● Work instructions
Your answer should be the entries below, reproduced character for character.

● Study material
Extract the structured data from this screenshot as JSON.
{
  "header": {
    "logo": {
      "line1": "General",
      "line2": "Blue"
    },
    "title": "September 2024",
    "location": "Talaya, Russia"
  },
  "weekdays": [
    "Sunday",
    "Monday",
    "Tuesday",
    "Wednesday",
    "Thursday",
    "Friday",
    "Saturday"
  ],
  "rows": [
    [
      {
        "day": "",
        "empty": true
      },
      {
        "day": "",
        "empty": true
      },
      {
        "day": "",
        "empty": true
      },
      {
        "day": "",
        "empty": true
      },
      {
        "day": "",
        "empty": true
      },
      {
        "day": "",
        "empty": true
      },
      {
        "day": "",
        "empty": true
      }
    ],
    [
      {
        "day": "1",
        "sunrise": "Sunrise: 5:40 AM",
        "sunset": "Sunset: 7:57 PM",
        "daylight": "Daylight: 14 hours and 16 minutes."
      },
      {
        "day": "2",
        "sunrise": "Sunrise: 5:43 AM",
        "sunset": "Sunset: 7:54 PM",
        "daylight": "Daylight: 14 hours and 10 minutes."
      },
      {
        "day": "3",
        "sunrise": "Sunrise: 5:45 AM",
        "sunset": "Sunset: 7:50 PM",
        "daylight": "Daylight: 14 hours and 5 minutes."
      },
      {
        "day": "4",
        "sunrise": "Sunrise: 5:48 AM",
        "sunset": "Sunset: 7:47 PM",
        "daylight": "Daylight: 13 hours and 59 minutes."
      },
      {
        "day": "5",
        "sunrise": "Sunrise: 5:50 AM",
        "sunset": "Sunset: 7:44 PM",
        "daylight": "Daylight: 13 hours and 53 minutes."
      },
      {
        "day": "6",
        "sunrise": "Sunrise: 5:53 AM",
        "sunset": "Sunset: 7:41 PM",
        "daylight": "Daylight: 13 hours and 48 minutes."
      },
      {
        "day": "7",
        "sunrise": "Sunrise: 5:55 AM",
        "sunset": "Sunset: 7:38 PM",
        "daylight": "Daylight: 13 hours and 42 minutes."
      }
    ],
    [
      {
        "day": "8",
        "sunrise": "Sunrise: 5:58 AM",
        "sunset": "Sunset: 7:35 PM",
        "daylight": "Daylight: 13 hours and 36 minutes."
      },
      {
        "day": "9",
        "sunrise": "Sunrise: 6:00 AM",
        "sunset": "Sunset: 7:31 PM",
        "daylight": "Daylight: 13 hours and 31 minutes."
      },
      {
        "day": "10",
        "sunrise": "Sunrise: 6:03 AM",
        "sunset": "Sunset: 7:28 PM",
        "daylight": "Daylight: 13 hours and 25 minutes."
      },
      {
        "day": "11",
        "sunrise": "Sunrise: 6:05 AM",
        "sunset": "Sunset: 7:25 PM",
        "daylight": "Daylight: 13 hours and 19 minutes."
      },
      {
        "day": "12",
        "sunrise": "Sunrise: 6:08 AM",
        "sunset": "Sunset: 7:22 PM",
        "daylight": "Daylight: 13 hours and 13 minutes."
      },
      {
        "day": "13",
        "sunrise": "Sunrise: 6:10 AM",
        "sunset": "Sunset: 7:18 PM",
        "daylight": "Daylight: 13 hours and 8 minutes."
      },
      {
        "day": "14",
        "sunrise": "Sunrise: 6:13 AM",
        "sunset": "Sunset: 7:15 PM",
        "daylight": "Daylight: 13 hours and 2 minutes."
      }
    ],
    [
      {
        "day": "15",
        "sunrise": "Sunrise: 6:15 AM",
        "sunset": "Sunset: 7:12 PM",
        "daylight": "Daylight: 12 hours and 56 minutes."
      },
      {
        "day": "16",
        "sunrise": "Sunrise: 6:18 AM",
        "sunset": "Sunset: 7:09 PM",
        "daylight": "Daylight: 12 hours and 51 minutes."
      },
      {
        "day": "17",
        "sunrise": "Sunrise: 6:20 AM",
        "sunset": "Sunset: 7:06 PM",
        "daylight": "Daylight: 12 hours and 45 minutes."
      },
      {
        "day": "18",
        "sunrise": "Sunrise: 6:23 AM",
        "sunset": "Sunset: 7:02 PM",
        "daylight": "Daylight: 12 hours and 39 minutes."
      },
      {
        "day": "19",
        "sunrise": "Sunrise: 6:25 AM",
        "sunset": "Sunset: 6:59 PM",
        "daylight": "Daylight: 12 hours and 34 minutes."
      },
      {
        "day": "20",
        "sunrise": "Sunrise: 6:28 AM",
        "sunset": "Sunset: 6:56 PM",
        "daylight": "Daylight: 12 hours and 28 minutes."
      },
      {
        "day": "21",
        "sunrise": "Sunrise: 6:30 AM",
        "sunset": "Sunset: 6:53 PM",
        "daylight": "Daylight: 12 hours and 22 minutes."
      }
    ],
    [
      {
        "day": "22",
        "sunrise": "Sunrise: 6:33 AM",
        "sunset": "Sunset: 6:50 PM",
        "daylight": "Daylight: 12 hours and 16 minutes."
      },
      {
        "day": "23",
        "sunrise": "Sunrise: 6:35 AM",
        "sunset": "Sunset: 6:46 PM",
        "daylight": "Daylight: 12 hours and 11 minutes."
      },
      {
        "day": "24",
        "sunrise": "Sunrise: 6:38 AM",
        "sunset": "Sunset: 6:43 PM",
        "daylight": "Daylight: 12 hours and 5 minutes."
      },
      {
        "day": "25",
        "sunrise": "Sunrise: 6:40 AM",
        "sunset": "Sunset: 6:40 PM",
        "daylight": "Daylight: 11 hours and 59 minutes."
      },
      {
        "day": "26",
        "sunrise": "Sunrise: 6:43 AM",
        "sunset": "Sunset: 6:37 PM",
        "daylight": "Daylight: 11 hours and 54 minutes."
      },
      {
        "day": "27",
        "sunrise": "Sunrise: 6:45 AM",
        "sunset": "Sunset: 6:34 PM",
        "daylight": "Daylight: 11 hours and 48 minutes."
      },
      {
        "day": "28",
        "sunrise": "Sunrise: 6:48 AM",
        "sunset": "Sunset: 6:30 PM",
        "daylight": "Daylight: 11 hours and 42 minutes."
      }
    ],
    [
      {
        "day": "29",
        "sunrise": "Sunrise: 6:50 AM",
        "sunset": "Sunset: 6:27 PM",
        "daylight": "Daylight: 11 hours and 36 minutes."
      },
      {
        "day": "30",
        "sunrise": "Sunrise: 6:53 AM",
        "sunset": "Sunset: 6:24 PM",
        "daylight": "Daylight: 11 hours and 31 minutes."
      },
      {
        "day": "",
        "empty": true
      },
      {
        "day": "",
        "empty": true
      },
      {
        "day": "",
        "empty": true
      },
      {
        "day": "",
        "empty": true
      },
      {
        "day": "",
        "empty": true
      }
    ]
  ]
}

● Written solution
Extract the structured data from this screenshot as JSON.
{
  "header": {
    "logo": {
      "line1": "General",
      "line2": "Blue"
    },
    "title": "September 2024",
    "location": "Talaya, Russia"
  },
  "weekdays": [
    "Sunday",
    "Monday",
    "Tuesday",
    "Wednesday",
    "Thursday",
    "Friday",
    "Saturday"
  ],
  "rows": [
    [
      {
        "day": "",
        "empty": true
      },
      {
        "day": "",
        "empty": true
      },
      {
        "day": "",
        "empty": true
      },
      {
        "day": "",
        "empty": true
      },
      {
        "day": "",
        "empty": true
      },
      {
        "day": "",
        "empty": true
      },
      {
        "day": "",
        "empty": true
      }
    ],
    [
      {
        "day": "1",
        "sunrise": "Sunrise: 5:40 AM",
        "sunset": "Sunset: 7:57 PM",
        "daylight": "Daylight: 14 hours and 16 minutes."
      },
      {
        "day": "2",
        "sunrise": "Sunrise: 5:43 AM",
        "sunset": "Sunset: 7:54 PM",
        "daylight": "Daylight: 14 hours and 10 minutes."
      },
      {
        "day": "3",
        "sunrise": "Sunrise: 5:45 AM",
        "sunset": "Sunset: 7:50 PM",
        "daylight": "Daylight: 14 hours and 5 minutes."
      },
      {
        "day": "4",
        "sunrise": "Sunrise: 5:48 AM",
        "sunset": "Sunset: 7:47 PM",
        "daylight": "Daylight: 13 hours and 59 minutes."
      },
      {
        "day": "5",
        "sunrise": "Sunrise: 5:50 AM",
        "sunset": "Sunset: 7:44 PM",
        "daylight": "Daylight: 13 hours and 53 minutes."
      },
      {
        "day": "6",
        "sunrise": "Sunrise: 5:53 AM",
        "sunset": "Sunset: 7:41 PM",
        "daylight": "Daylight: 13 hours and 48 minutes."
      },
      {
        "day": "7",
        "sunrise": "Sunrise: 5:55 AM",
        "sunset": "Sunset: 7:38 PM",
        "daylight": "Daylight: 13 hours and 42 minutes."
      }
    ],
    [
      {
        "day": "8",
        "sunrise": "Sunrise: 5:58 AM",
        "sunset": "Sunset: 7:35 PM",
        "daylight": "Daylight: 13 hours and 36 minutes."
      },
      {
        "day": "9",
        "sunrise": "Sunrise: 6:00 AM",
        "sunset": "Sunset: 7:31 PM",
        "daylight": "Daylight: 13 hours and 31 minutes."
      },
      {
        "day": "10",
        "sunrise": "Sunrise: 6:03 AM",
        "sunset": "Sunset: 7:28 PM",
        "daylight": "Daylight: 13 hours and 25 minutes."
      },
      {
        "day": "11",
        "sunrise": "Sunrise: 6:05 AM",
        "sunset": "Sunset: 7:25 PM",
        "daylight": "Daylight: 13 hours and 19 minutes."
      },
      {
        "day": "12",
        "sunrise": "Sunrise: 6:08 AM",
        "sunset": "Sunset: 7:22 PM",
        "daylight": "Daylight: 13 hours and 13 minutes."
      },
      {
        "day": "13",
        "sunrise": "Sunrise: 6:10 AM",
        "sunset": "Sunset: 7:18 PM",
        "daylight": "Daylight: 13 hours and 8 minutes."
      },
      {
        "day": "14",
        "sunrise": "Sunrise: 6:13 AM",
        "sunset": "Sunset: 7:15 PM",
        "daylight": "Daylight: 13 hours and 2 minutes."
      }
    ],
    [
      {
        "day": "15",
        "sunrise": "Sunrise: 6:15 AM",
        "sunset": "Sunset: 7:12 PM",
        "daylight": "Daylight: 12 hours and 56 minutes."
      },
      {
        "day": "16",
        "sunrise": "Sunrise: 6:18 AM",
        "sunset": "Sunset: 7:09 PM",
        "daylight": "Daylight: 12 hours and 51 minutes."
      },
      {
        "day": "17",
        "sunrise": "Sunrise: 6:20 AM",
        "sunset": "Sunset: 7:06 PM",
        "daylight": "Daylight: 12 hours and 45 minutes."
      },
      {
        "day": "18",
        "sunrise": "Sunrise: 6:23 AM",
        "sunset": "Sunset: 7:02 PM",
        "daylight": "Daylight: 12 hours and 39 minutes."
      },
      {
        "day": "19",
        "sunrise": "Sunrise: 6:25 AM",
        "sunset": "Sunset: 6:59 PM",
        "daylight": "Daylight: 12 hours and 34 minutes."
      },
      {
        "day": "20",
        "sunrise": "Sunrise: 6:28 AM",
        "sunset": "Sunset: 6:56 PM",
        "daylight": "Daylight: 12 hours and 28 minutes."
      },
      {
        "day": "21",
        "sunrise": "Sunrise: 6:30 AM",
        "sunset": "Sunset: 6:53 PM",
        "daylight": "Daylight: 12 hours and 22 minutes."
      }
    ],
    [
      {
        "day": "22",
        "sunrise": "Sunrise: 6:33 AM",
        "sunset": "Sunset: 6:50 PM",
        "daylight": "Daylight: 12 hours and 16 minutes."
      },
      {
        "day": "23",
        "sunrise": "Sunrise: 6:35 AM",
        "sunset": "Sunset: 6:46 PM",
        "daylight": "Daylight: 12 hours and 11 minutes."
      },
      {
        "day": "24",
        "sunrise": "Sunrise: 6:38 AM",
        "sunset": "Sunset: 6:43 PM",
        "daylight": "Daylight: 12 hours and 5 minutes."
      },
      {
        "day": "25",
        "sunrise": "Sunrise: 6:40 AM",
        "sunset": "Sunset: 6:40 PM",
        "daylight": "Daylight: 11 hours and 59 minutes."
      },
      {
        "day": "26",
        "sunrise": "Sunrise: 6:43 AM",
        "sunset": "Sunset: 6:37 PM",
        "daylight": "Daylight: 11 hours and 54 minutes."
      },
      {
        "day": "27",
        "sunrise": "Sunrise: 6:45 AM",
        "sunset": "Sunset: 6:34 PM",
        "daylight": "Daylight: 11 hours and 48 minutes."
      },
      {
        "day": "28",
        "sunrise": "Sunrise: 6:48 AM",
        "sunset": "Sunset: 6:30 PM",
        "daylight": "Daylight: 11 hours and 42 minutes."
      }
    ],
    [
      {
        "day": "29",
        "sunrise": "Sunrise: 6:50 AM",
        "sunset": "Sunset: 6:27 PM",
        "daylight": "Daylight: 11 hours and 36 minutes."
      },
      {
        "day": "30",
        "sunrise": "Sunrise: 6:53 AM",
        "sunset": "Sunset: 6:24 PM",
        "daylight": "Daylight: 11 hours and 31 minutes."
      },
      {
        "day": "",
        "empty": true
      },
      {
        "day": "",
        "empty": true
      },
      {
        "day": "",
        "empty": true
      },
      {
        "day": "",
        "empty": true
      },
      {
        "day": "",
        "empty": true
      }
    ]
  ]
}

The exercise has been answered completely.